After gingerly lifting the bonnet, we decided our engineering skills were no match for a malfunction of this magnitude. So, after a nice chat with a garage owner, we handed over the supercar for McLaren to collect and squeezed into the Range Rover Sport to try and follow the Aston and Ferrari up towards the most northerly tip of Great Britain.
After John O’Groats, we sped past Castle May, home of the Queen Mother, before ploughing on to Thurso, the road that hugs the northernmost edge of the route. Here, the path begins to narrow and bend — and this is where the North Coast 500 really comes into its own. Sometimes a little congested in the Summer months, in the colder climes of March the roads were amazingly, blissfully clear.
On top of this, the gods had decided to shine on us and the sun broke happily through the clouds.

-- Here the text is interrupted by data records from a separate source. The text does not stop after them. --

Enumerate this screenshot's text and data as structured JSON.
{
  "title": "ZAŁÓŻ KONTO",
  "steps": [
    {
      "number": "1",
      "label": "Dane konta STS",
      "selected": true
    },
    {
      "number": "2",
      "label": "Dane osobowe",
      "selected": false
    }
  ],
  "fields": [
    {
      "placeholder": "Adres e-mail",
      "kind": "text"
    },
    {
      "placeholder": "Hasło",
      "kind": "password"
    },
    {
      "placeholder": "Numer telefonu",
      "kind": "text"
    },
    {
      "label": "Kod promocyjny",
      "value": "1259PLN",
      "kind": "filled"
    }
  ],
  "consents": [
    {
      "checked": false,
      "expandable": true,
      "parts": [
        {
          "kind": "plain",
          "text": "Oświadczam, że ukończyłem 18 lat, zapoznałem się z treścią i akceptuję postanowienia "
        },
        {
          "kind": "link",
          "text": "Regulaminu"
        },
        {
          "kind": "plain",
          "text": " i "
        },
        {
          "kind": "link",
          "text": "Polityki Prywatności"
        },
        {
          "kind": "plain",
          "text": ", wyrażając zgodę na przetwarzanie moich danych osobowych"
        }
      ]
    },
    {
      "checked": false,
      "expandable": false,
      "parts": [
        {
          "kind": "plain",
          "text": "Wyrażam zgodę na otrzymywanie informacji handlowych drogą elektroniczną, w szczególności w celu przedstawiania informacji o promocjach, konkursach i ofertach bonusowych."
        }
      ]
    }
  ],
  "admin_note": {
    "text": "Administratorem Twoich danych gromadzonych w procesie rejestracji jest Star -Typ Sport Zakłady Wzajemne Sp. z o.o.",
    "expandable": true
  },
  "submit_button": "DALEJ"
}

It was fair to say that we all became rather mesmerised by Scotland’s incredible beauty. The Grand Tourers seemed to glimmer and roar with new intensity. And it was even enjoyable in our trusty Range Rover Sport support car.
We decided to stop for the night in the fishing village of Scourie. With the local hotel shut till May (and, in a charming, particularly Scottish way, rather implying they didn’t much want our business anyway) we found ourselves in a delightful B&B called Scourie Lodge. The husband and wife owners couldn’t have been more accommodating.
The Lodge itself was perched on the side of Scourie Bay looking out to Ben Stack, Foinaven and Arkle. After a quick shower we headed to the Kylesku Hotel for an incredible seafood dinner washed down perfectly with a few bottles of Chablis.
Day three was the last real day of driving. It would be a four hour drive to Balgy, a friend’s lodge 15 minutes from Torridon. For those foodies among you I hear it’s worthwhile booking the Torridon Hotel for dinner (warning: the secret is out, so you’ll have to book well in advance). Before we arrived at our final destination we drove over the awesome Kylesku Bridge, which curves over the Loch a’Chairn Bhàin.
On reaching Balgy we discovered that McLaren had decided to be awfully good people and drop off a replacement GT. This was perfect timing, as that afternoon we were headed to the renowned Apple Cross Pass — slightly off the NC500, but certainly worth visiting nevertheless. As we came down the rather sketchy back of the Apple Cross, we had a well deserved drink looking over Apple Cross Bay. That evening we headed to the Sheldig Bar for another excellent seafood Dinner.
Finally, it was time to head back to Inverness. Although only a 90 minute drive, it was a reflective one. We had been extremely lucky with the weather and the roads. But more importantly, this trip had reignited my love of Scotland and made me vow to never underestimate its beauty again. Lastly, if you have a group of five friends who all share a love of driving, then the North Coast 500 is a must — truly one of those bucket list trips. The only question now is: how do we top this?